And yes, they had eighteen suicides in 2010 among 400,000 FoxConn employees. That’s 4.5 per 100,000 employees in case you need help with your math. In 2011 the United States was No. 41 among the world’s countries in suicide with 23.9 suicides per 100,000 population. China was No. 10 with 22.23 suicides per 100,000 population. FoxConn, as a country, would have ranked between No. 72 and 73. Far better than the U.S. and far better than China as a whole.
So, as usual, the American press is apologizing for America…which I guess is the hip thing to do, since we have an apologist for a president.

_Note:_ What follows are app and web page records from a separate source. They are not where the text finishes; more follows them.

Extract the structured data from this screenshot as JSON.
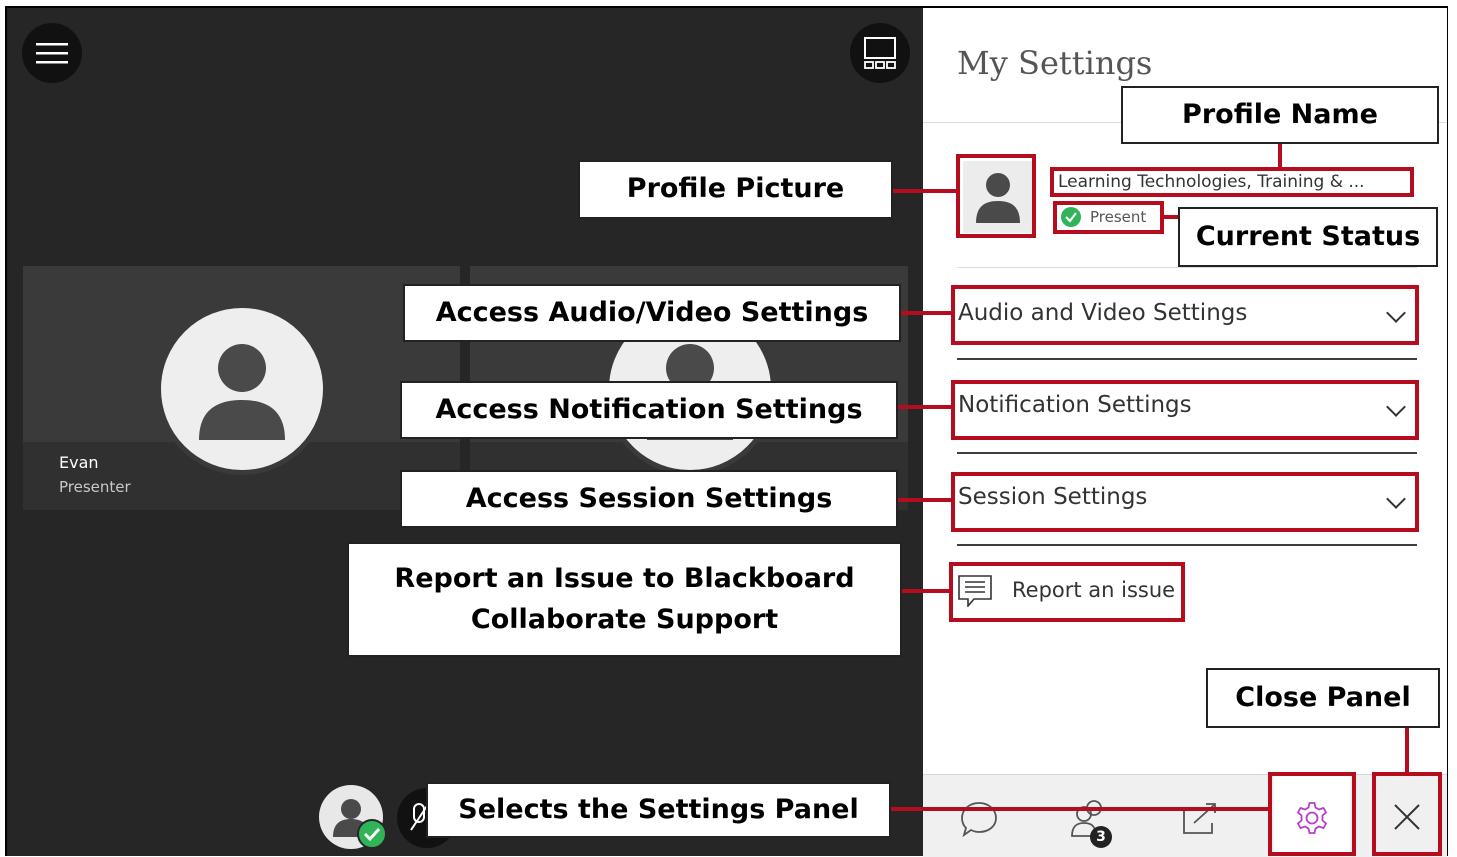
{
  "stage": {
    "menu_icon": "hamburger-menu-icon",
    "layout_icon": "layout-grid-icon",
    "tile": {
      "name": "Evan",
      "role": "Presenter"
    }
  },
  "panel": {
    "title": "My Settings",
    "profile": {
      "name": "Learning Technologies, Training & ...",
      "status": "Present"
    },
    "settings": [
      {
        "label": "Audio and Video Settings"
      },
      {
        "label": "Notification Settings"
      },
      {
        "label": "Session Settings"
      }
    ],
    "report_issue": "Report an issue",
    "footer": {
      "attendee_count": "3"
    }
  },
  "callouts": {
    "profile_name": "Profile Name",
    "profile_picture": "Profile Picture",
    "current_status": "Current Status",
    "audio_video": "Access Audio/Video Settings",
    "notifications": "Access Notification Settings",
    "session": "Access Session Settings",
    "report_line1": "Report an Issue to Blackboard",
    "report_line2": "Collaborate Support",
    "close_panel": "Close Panel",
    "settings_panel": "Selects the Settings Panel"
  },
  "colors": {
    "highlight": "#b50d1d",
    "status_green": "#2fb457",
    "settings_icon": "#b83fc9",
    "stage_bg": "#262626"
  }
}
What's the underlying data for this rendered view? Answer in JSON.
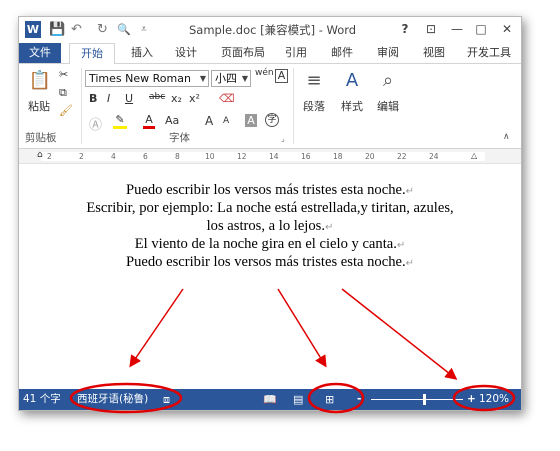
{
  "window": {
    "title": "Sample.doc [兼容模式] - Word",
    "logo": "W",
    "help": "?",
    "minimize": "—",
    "maximize": "□",
    "close": "✕",
    "ribbon_display": "⊡"
  },
  "qat": {
    "save": "💾",
    "undo": "↶",
    "redo": "↻",
    "preview": "🔍",
    "customize": "⩡"
  },
  "tabs": [
    "文件",
    "开始",
    "插入",
    "设计",
    "页面布局",
    "引用",
    "邮件",
    "审阅",
    "视图",
    "开发工具"
  ],
  "ribbon": {
    "clipboard": {
      "paste_label": "粘贴",
      "group_label": "剪贴板"
    },
    "font": {
      "font_name": "Times New Roman",
      "font_size": "小四",
      "bold": "B",
      "italic": "I",
      "underline": "U",
      "strikethrough": "abc",
      "subscript": "x₂",
      "superscript": "x²",
      "grow": "A",
      "shrink": "A",
      "change_case": "Aa",
      "group_label": "字体"
    },
    "paragraph": {
      "label": "段落"
    },
    "styles": {
      "label": "样式"
    },
    "editing": {
      "label": "编辑"
    }
  },
  "ruler": {
    "ticks": [
      "2",
      "2",
      "4",
      "6",
      "8",
      "10",
      "12",
      "14",
      "16",
      "18",
      "20",
      "22",
      "24"
    ]
  },
  "document": {
    "lines": [
      "Puedo escribir los versos más tristes esta noche.",
      "Escribir, por ejemplo: La noche está estrellada,y tiritan, azules,",
      "los astros, a lo lejos.",
      "El viento de la noche gira en el cielo y canta.",
      "Puedo escribir los versos más tristes esta noche."
    ],
    "para_mark": "↵"
  },
  "status": {
    "word_count": "41 个字",
    "language": "西班牙语(秘鲁)",
    "zoom_minus": "-",
    "zoom_plus": "+",
    "zoom": "120%"
  },
  "colors": {
    "accent": "#2b579a",
    "annotation": "#e00000"
  }
}
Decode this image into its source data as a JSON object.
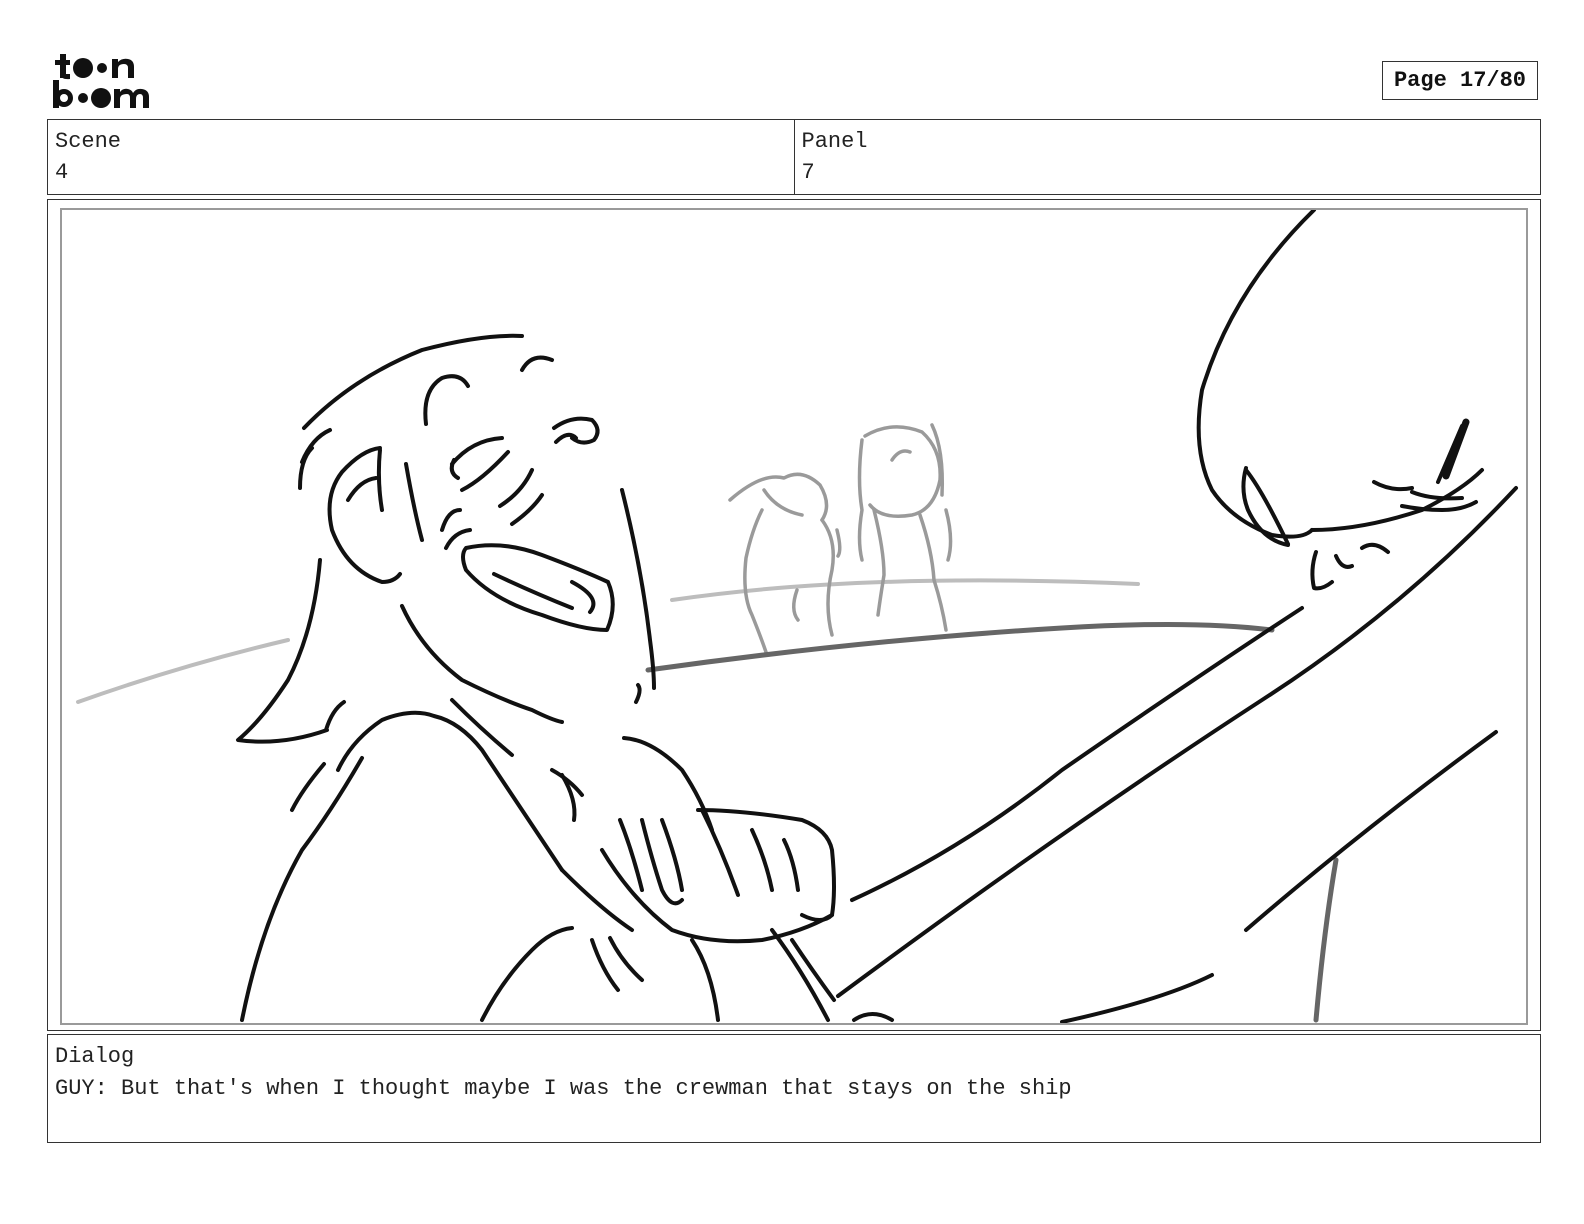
{
  "logo": {
    "line1": "toon",
    "line2": "boom"
  },
  "page": {
    "label": "Page 17/80"
  },
  "scene": {
    "label": "Scene",
    "value": "4"
  },
  "panel": {
    "label": "Panel",
    "value": "7"
  },
  "dialog": {
    "label": "Dialog",
    "text": "GUY: But that's when I thought maybe I was the crewman that stays on the ship"
  },
  "colors": {
    "ink": "#111111",
    "mid_gray": "#666666",
    "light_gray": "#b5b5b5",
    "frame": "#333333"
  },
  "icons": [
    "toonboom-logo",
    "storyboard-sketch"
  ]
}
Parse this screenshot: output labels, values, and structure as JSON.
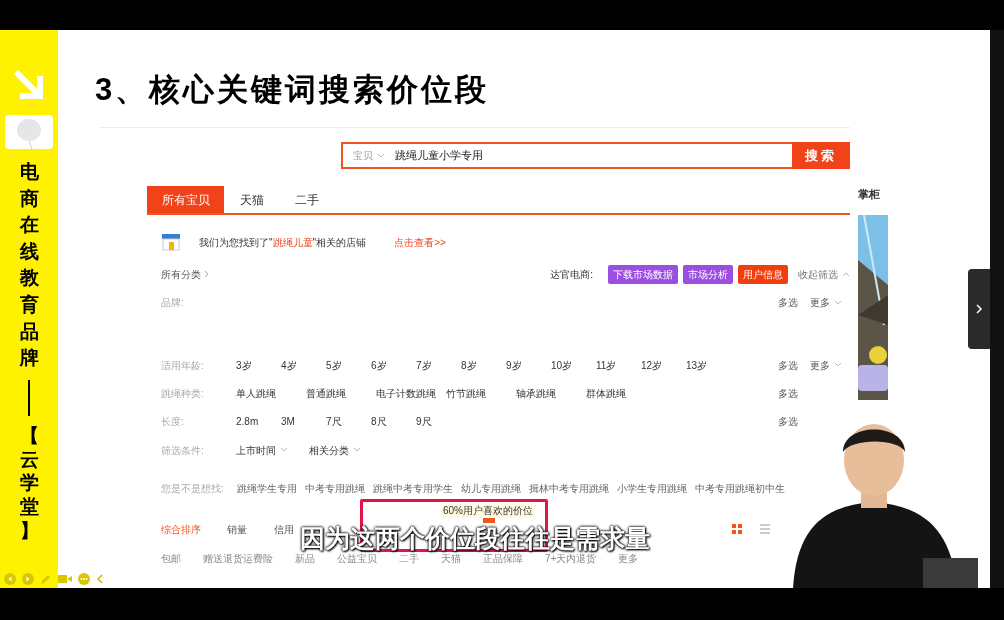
{
  "sidebar": {
    "brand": "电商在线教育品牌",
    "tag": "【云学堂】"
  },
  "slide_title": "3、核心关键词搜索价位段",
  "search": {
    "scope": "宝贝",
    "value": "跳绳儿童小学专用",
    "button": "搜索"
  },
  "tabs": [
    {
      "label": "所有宝贝",
      "selected": true
    },
    {
      "label": "天猫",
      "selected": false
    },
    {
      "label": "二手",
      "selected": false
    }
  ],
  "side_panel": {
    "title": "掌柜"
  },
  "shop_notice": {
    "before": "我们为您找到了\"",
    "keyword": "跳绳儿童",
    "after": "\"相关的店铺",
    "link": "点击查看>>"
  },
  "category": {
    "label": "所有分类",
    "tool_label": "达官电商:",
    "collapse": "收起筛选"
  },
  "tool_buttons": [
    {
      "label": "下载市场数据",
      "color": "#9b4fe0"
    },
    {
      "label": "市场分析",
      "color": "#9b4fe0"
    },
    {
      "label": "用户信息",
      "color": "#f23d0e"
    }
  ],
  "filters": [
    {
      "kind": "tall",
      "label": "品牌:",
      "multi": "多选",
      "more": "更多"
    },
    {
      "kind": "narrow",
      "label": "适用年龄:",
      "options": [
        "3岁",
        "4岁",
        "5岁",
        "6岁",
        "7岁",
        "8岁",
        "9岁",
        "10岁",
        "11岁",
        "12岁",
        "13岁"
      ],
      "multi": "多选",
      "more": "更多"
    },
    {
      "kind": "wide",
      "label": "跳绳种类:",
      "options": [
        "单人跳绳",
        "普通跳绳",
        "电子计数跳绳",
        "竹节跳绳",
        "轴承跳绳",
        "群体跳绳"
      ],
      "multi": "多选"
    },
    {
      "kind": "narrow",
      "label": "长度:",
      "options": [
        "2.8m",
        "3M",
        "7尺",
        "8尺",
        "9尺"
      ],
      "multi": "多选"
    }
  ],
  "conditions": {
    "label": "筛选条件:",
    "dropdowns": [
      "上市时间",
      "相关分类"
    ]
  },
  "suggestions": {
    "label": "您是不是想找:",
    "items": [
      "跳绳学生专用",
      "中考专用跳绳",
      "跳绳中考专用学生",
      "幼儿专用跳绳",
      "揖林中考专用跳绳",
      "小学生专用跳绳",
      "中考专用跳绳初中生"
    ]
  },
  "sort": [
    {
      "label": "综合排序",
      "selected": true
    },
    {
      "label": "销量",
      "selected": false
    },
    {
      "label": "信用",
      "selected": false
    }
  ],
  "price_tooltip": "60%用户喜欢的价位",
  "quick_filters": [
    "包邮",
    "赠送退货运费险",
    "新品",
    "公益宝贝",
    "二手",
    "天猫",
    "正品保障",
    "7+天内退货",
    "更多"
  ],
  "subtitle": "因为这两个价位段往往是需求量"
}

I had to wait until I was sixteen to get a job paying a buck and a quarter an hour, and that was hoeing weeds out from under grape vines among the yellow jackets and rattlesnakes in one hundred ten degree heat, working alongside winos and reprobates, and I was glad to have it. Maybe that’s the difference between my generation and the present “occupy” generation? Would I have loved to have a Foxconn job?
I couldn’t get a job in the fields until I was sixteen, and did. I would much have preferred wearing a spotless white frock working in a Foxconn plant.
Trust me, at 70 years old I would enjoy removing those two front teeth and when fined by the judge would do as my ex-father-in-law once did, say “Your honor, may I pay twice that amount now and save us all some trouble, as I’m going to knock the other teeth out the next time I see the plaintiff outside the courtroom.”
This is now high-fashion in the world’s mosques.